• PROBLEM TO WORK ON:
Repeat the data. Keep each line identical.

(LISTED ENTRIES begins)

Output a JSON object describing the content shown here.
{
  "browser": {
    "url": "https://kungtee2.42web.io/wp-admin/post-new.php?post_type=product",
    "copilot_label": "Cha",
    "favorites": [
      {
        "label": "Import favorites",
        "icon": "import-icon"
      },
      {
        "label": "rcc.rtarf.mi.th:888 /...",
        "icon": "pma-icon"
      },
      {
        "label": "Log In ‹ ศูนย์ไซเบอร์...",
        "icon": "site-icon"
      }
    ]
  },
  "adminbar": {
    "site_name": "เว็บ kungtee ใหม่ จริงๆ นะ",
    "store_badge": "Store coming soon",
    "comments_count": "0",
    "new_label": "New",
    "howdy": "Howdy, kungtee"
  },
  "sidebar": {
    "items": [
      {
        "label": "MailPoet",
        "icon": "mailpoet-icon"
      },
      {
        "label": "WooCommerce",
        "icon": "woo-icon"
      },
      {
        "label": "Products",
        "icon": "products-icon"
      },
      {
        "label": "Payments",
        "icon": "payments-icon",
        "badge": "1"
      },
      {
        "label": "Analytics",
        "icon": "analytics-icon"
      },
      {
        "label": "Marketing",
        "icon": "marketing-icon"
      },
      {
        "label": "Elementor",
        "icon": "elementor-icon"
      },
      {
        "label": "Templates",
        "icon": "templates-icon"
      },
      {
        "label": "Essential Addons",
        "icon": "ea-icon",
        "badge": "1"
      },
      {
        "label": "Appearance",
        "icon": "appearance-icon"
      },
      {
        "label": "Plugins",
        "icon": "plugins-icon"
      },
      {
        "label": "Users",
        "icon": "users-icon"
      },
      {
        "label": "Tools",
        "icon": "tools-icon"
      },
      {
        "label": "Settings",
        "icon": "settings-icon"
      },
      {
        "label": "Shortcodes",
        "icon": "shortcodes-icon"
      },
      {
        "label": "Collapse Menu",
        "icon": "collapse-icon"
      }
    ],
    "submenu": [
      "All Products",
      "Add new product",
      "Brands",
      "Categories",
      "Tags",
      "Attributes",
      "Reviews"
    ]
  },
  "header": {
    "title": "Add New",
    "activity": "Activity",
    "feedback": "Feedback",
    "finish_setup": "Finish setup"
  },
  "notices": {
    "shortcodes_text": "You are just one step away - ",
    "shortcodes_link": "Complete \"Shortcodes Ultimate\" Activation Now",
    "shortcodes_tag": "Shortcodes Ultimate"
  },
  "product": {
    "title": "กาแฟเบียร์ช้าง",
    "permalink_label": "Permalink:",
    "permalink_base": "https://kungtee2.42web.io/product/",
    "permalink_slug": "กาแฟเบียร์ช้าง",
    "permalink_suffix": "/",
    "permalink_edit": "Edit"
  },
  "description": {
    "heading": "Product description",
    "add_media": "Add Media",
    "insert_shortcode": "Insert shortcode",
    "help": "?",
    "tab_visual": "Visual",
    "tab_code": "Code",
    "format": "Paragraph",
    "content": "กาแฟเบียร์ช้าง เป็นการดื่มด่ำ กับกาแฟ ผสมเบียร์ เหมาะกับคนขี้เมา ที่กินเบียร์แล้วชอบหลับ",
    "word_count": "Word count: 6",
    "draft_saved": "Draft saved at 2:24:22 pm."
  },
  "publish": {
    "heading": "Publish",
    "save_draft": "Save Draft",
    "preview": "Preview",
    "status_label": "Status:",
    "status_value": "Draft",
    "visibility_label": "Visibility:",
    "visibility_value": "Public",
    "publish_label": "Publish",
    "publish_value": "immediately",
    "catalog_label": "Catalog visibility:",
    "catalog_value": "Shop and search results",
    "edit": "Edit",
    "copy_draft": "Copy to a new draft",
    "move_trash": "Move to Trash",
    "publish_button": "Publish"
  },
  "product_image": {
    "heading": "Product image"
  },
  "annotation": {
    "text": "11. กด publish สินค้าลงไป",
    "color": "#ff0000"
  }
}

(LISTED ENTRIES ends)

• TASK RESULT:
Output a JSON object describing the content shown here.
{
  "browser": {
    "url": "https://kungtee2.42web.io/wp-admin/post-new.php?post_type=product",
    "copilot_label": "Cha",
    "favorites": [
      {
        "label": "Import favorites",
        "icon": "import-icon"
      },
      {
        "label": "rcc.rtarf.mi.th:888 /...",
        "icon": "pma-icon"
      },
      {
        "label": "Log In ‹ ศูนย์ไซเบอร์...",
        "icon": "site-icon"
      }
    ]
  },
  "adminbar": {
    "site_name": "เว็บ kungtee ใหม่ จริงๆ นะ",
    "store_badge": "Store coming soon",
    "comments_count": "0",
    "new_label": "New",
    "howdy": "Howdy, kungtee"
  },
  "sidebar": {
    "items": [
      {
        "label": "MailPoet",
        "icon": "mailpoet-icon"
      },
      {
        "label": "WooCommerce",
        "icon": "woo-icon"
      },
      {
        "label": "Products",
        "icon": "products-icon"
      },
      {
        "label": "Payments",
        "icon": "payments-icon",
        "badge": "1"
      },
      {
        "label": "Analytics",
        "icon": "analytics-icon"
      },
      {
        "label": "Marketing",
        "icon": "marketing-icon"
      },
      {
        "label": "Elementor",
        "icon": "elementor-icon"
      },
      {
        "label": "Templates",
        "icon": "templates-icon"
      },
      {
        "label": "Essential Addons",
        "icon": "ea-icon",
        "badge": "1"
      },
      {
        "label": "Appearance",
        "icon": "appearance-icon"
      },
      {
        "label": "Plugins",
        "icon": "plugins-icon"
      },
      {
        "label": "Users",
        "icon": "users-icon"
      },
      {
        "label": "Tools",
        "icon": "tools-icon"
      },
      {
        "label": "Settings",
        "icon": "settings-icon"
      },
      {
        "label": "Shortcodes",
        "icon": "shortcodes-icon"
      },
      {
        "label": "Collapse Menu",
        "icon": "collapse-icon"
      }
    ],
    "submenu": [
      "All Products",
      "Add new product",
      "Brands",
      "Categories",
      "Tags",
      "Attributes",
      "Reviews"
    ]
  },
  "header": {
    "title": "Add New",
    "activity": "Activity",
    "feedback": "Feedback",
    "finish_setup": "Finish setup"
  },
  "notices": {
    "shortcodes_text": "You are just one step away - ",
    "shortcodes_link": "Complete \"Shortcodes Ultimate\" Activation Now",
    "shortcodes_tag": "Shortcodes Ultimate"
  },
  "product": {
    "title": "กาแฟเบียร์ช้าง",
    "permalink_label": "Permalink:",
    "permalink_base": "https://kungtee2.42web.io/product/",
    "permalink_slug": "กาแฟเบียร์ช้าง",
    "permalink_suffix": "/",
    "permalink_edit": "Edit"
  },
  "description": {
    "heading": "Product description",
    "add_media": "Add Media",
    "insert_shortcode": "Insert shortcode",
    "help": "?",
    "tab_visual": "Visual",
    "tab_code": "Code",
    "format": "Paragraph",
    "content": "กาแฟเบียร์ช้าง เป็นการดื่มด่ำ กับกาแฟ ผสมเบียร์ เหมาะกับคนขี้เมา ที่กินเบียร์แล้วชอบหลับ",
    "word_count": "Word count: 6",
    "draft_saved": "Draft saved at 2:24:22 pm."
  },
  "publish": {
    "heading": "Publish",
    "save_draft": "Save Draft",
    "preview": "Preview",
    "status_label": "Status:",
    "status_value": "Draft",
    "visibility_label": "Visibility:",
    "visibility_value": "Public",
    "publish_label": "Publish",
    "publish_value": "immediately",
    "catalog_label": "Catalog visibility:",
    "catalog_value": "Shop and search results",
    "edit": "Edit",
    "copy_draft": "Copy to a new draft",
    "move_trash": "Move to Trash",
    "publish_button": "Publish"
  },
  "product_image": {
    "heading": "Product image"
  },
  "annotation": {
    "text": "11. กด publish สินค้าลงไป",
    "color": "#ff0000"
  }
}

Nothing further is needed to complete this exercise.